WHAT YOU HAVE TO DO: Retype all of the data shown below, keeping every character the same.

(Entries from a dataset of interfaces)
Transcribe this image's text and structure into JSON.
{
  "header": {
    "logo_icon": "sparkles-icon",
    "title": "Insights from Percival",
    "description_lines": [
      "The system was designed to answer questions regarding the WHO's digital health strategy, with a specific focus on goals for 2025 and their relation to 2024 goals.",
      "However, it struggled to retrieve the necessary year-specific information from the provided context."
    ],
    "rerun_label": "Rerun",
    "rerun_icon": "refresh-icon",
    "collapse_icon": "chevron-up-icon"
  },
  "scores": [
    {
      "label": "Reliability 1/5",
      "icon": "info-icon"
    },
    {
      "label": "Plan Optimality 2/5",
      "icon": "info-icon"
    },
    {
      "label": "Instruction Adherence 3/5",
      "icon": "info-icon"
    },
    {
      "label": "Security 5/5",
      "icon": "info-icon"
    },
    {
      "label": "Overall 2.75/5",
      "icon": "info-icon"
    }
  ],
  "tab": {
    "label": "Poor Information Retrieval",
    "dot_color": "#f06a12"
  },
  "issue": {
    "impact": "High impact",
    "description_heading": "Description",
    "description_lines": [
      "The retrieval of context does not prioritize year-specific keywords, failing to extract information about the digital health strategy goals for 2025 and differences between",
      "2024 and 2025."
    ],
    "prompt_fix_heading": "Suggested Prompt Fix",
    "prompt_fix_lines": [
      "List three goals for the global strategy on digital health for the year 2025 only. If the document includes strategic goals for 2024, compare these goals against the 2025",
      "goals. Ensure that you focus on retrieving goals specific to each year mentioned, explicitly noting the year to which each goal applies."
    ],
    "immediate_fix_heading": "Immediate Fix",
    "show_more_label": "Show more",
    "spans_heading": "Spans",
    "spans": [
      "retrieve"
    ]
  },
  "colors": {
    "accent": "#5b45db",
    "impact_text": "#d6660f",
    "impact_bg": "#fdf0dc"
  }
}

WRITTEN ANSWER:
Transcribe this image's text and structure into JSON.
{
  "header": {
    "logo_icon": "sparkles-icon",
    "title": "Insights from Percival",
    "description_lines": [
      "The system was designed to answer questions regarding the WHO's digital health strategy, with a specific focus on goals for 2025 and their relation to 2024 goals.",
      "However, it struggled to retrieve the necessary year-specific information from the provided context."
    ],
    "rerun_label": "Rerun",
    "rerun_icon": "refresh-icon",
    "collapse_icon": "chevron-up-icon"
  },
  "scores": [
    {
      "label": "Reliability 1/5",
      "icon": "info-icon"
    },
    {
      "label": "Plan Optimality 2/5",
      "icon": "info-icon"
    },
    {
      "label": "Instruction Adherence 3/5",
      "icon": "info-icon"
    },
    {
      "label": "Security 5/5",
      "icon": "info-icon"
    },
    {
      "label": "Overall 2.75/5",
      "icon": "info-icon"
    }
  ],
  "tab": {
    "label": "Poor Information Retrieval",
    "dot_color": "#f06a12"
  },
  "issue": {
    "impact": "High impact",
    "description_heading": "Description",
    "description_lines": [
      "The retrieval of context does not prioritize year-specific keywords, failing to extract information about the digital health strategy goals for 2025 and differences between",
      "2024 and 2025."
    ],
    "prompt_fix_heading": "Suggested Prompt Fix",
    "prompt_fix_lines": [
      "List three goals for the global strategy on digital health for the year 2025 only. If the document includes strategic goals for 2024, compare these goals against the 2025",
      "goals. Ensure that you focus on retrieving goals specific to each year mentioned, explicitly noting the year to which each goal applies."
    ],
    "immediate_fix_heading": "Immediate Fix",
    "show_more_label": "Show more",
    "spans_heading": "Spans",
    "spans": [
      "retrieve"
    ]
  },
  "colors": {
    "accent": "#5b45db",
    "impact_text": "#d6660f",
    "impact_bg": "#fdf0dc"
  }
}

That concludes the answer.